Work to be completed
Lines with the string "name" must each be copied from the listing.

Records provided
━━━━━━

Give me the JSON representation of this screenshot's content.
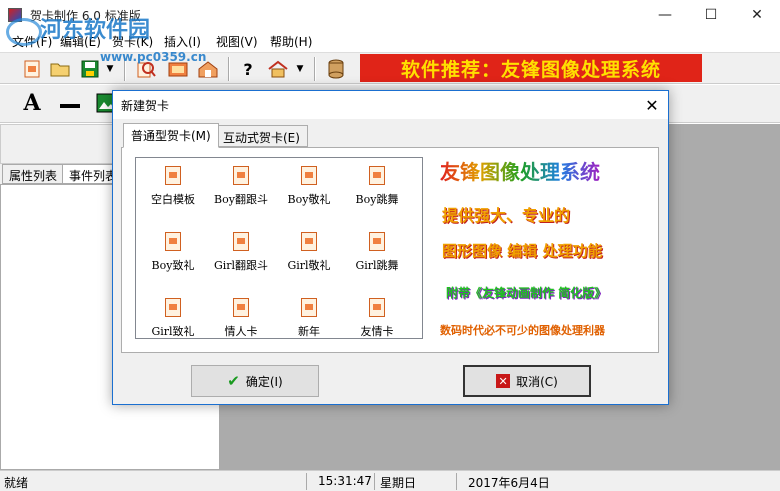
{
  "app": {
    "title": "贺卡制作 6.0 标准版",
    "watermark": "河东软件园",
    "watermark_url": "www.pc0359.cn"
  },
  "window_controls": {
    "minimize": "—",
    "maximize": "☐",
    "close": "✕"
  },
  "menu": [
    {
      "label": "文件(F)"
    },
    {
      "label": "编辑(E)"
    },
    {
      "label": "贺卡(K)"
    },
    {
      "label": "插入(I)"
    },
    {
      "label": "视图(V)"
    },
    {
      "label": "帮助(H)"
    }
  ],
  "toolbar1": {
    "icons": [
      "new-card-icon",
      "open-folder-icon",
      "save-icon",
      "dropdown-arrow-icon",
      "search-icon",
      "card-icon",
      "home-card-icon",
      "help-icon",
      "home-icon",
      "dropdown-arrow-icon",
      "database-icon"
    ],
    "banner": "软件推荐：友锋图像处理系统",
    "banner_color": "#e02418"
  },
  "toolbar2": {
    "text_tool": "A",
    "line_tool": "▬"
  },
  "left_tabs": [
    {
      "label": "属性列表"
    },
    {
      "label": "事件列表"
    }
  ],
  "status": {
    "ready": "就绪",
    "time": "15:31:47",
    "weekday": "星期日",
    "date": "2017年6月4日"
  },
  "dialog": {
    "title": "新建贺卡",
    "tabs": [
      {
        "label": "普通型贺卡(M)",
        "active": true
      },
      {
        "label": "互动式贺卡(E)",
        "active": false
      }
    ],
    "cards": [
      {
        "label": "空白模板"
      },
      {
        "label": "Boy翻跟斗"
      },
      {
        "label": "Boy敬礼"
      },
      {
        "label": "Boy跳舞"
      },
      {
        "label": "Boy致礼"
      },
      {
        "label": "Girl翻跟斗"
      },
      {
        "label": "Girl敬礼"
      },
      {
        "label": "Girl跳舞"
      },
      {
        "label": "Girl致礼"
      },
      {
        "label": "情人卡"
      },
      {
        "label": "新年"
      },
      {
        "label": "友情卡"
      }
    ],
    "preview": {
      "line1": "友锋图像处理系统",
      "line2": "提供强大、专业的",
      "line3": "图形图像 编辑 处理功能",
      "line4": "附带《友锋动画制作 简化版》",
      "line5": "数码时代必不可少的图像处理利器"
    },
    "ok_label": "确定(I)",
    "cancel_label": "取消(C)"
  }
}
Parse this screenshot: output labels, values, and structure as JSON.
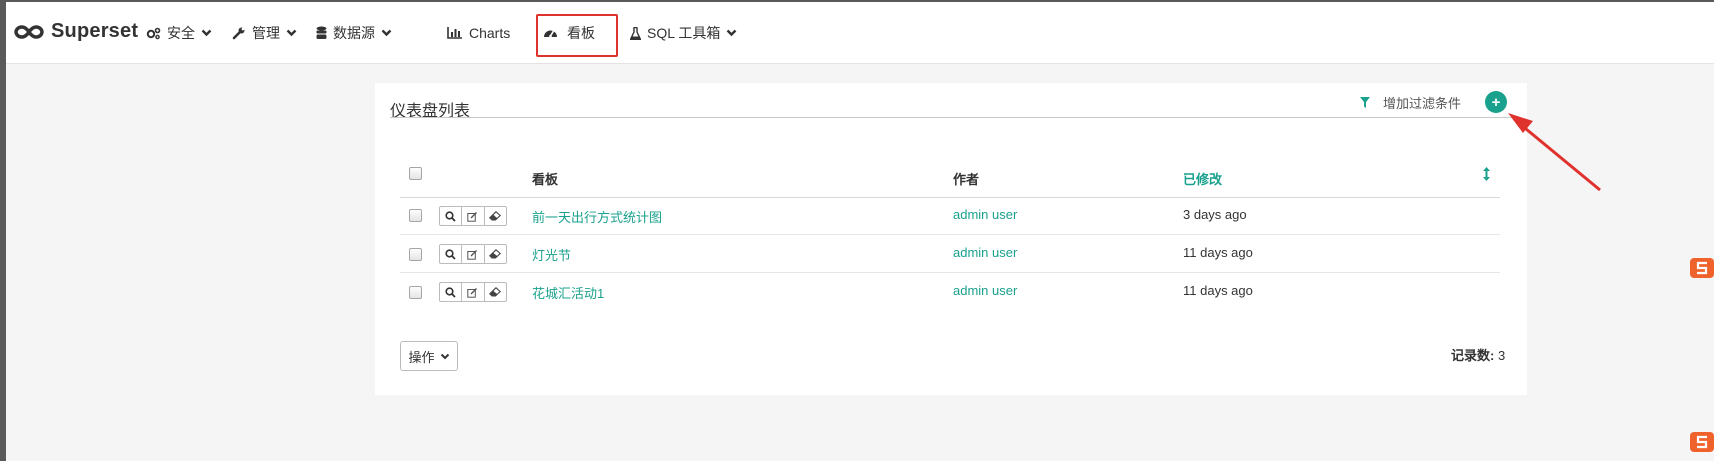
{
  "navbar": {
    "brand": "Superset",
    "items": [
      {
        "label": "安全",
        "icon": "gears-icon",
        "dropdown": true
      },
      {
        "label": "管理",
        "icon": "wrench-icon",
        "dropdown": true
      },
      {
        "label": "数据源",
        "icon": "database-icon",
        "dropdown": true
      },
      {
        "label": "Charts",
        "icon": "bar-chart-icon",
        "dropdown": false
      },
      {
        "label": "看板",
        "icon": "dashboard-icon",
        "dropdown": false,
        "active": true
      },
      {
        "label": "SQL 工具箱",
        "icon": "flask-icon",
        "dropdown": true
      }
    ]
  },
  "panel": {
    "title": "仪表盘列表",
    "filter_label": "增加过滤条件",
    "add_label": "+"
  },
  "table": {
    "columns": [
      "看板",
      "作者",
      "已修改"
    ],
    "sorted_column": "已修改",
    "rows": [
      {
        "name": "前一天出行方式统计图",
        "author": "admin user",
        "modified": "3 days ago"
      },
      {
        "name": "灯光节",
        "author": "admin user",
        "modified": "11 days ago"
      },
      {
        "name": "花城汇活动1",
        "author": "admin user",
        "modified": "11 days ago"
      }
    ],
    "row_actions": [
      "search-icon",
      "edit-icon",
      "eraser-icon"
    ]
  },
  "footer": {
    "actions_label": "操作",
    "record_label": "记录数:",
    "record_count": "3"
  },
  "colors": {
    "accent": "#1aa18d",
    "highlight": "#e0322d",
    "background": "#f5f5f5"
  }
}
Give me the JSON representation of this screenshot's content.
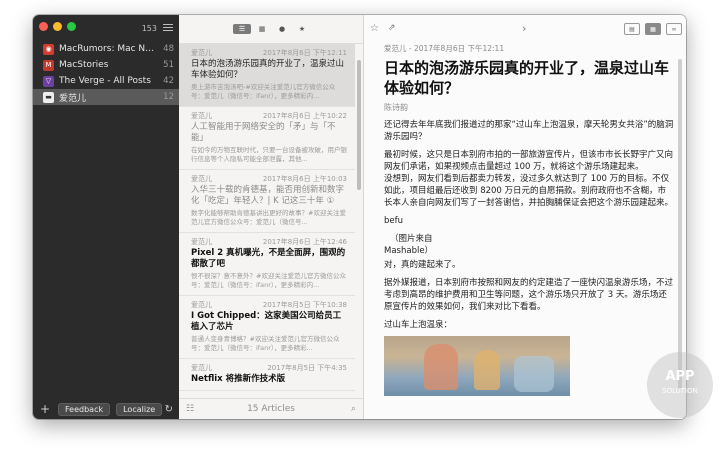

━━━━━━

Output of the task
        "name": "前一天出行方式统计图",
        "name": "灯光节",
        "name": "花城汇活动1",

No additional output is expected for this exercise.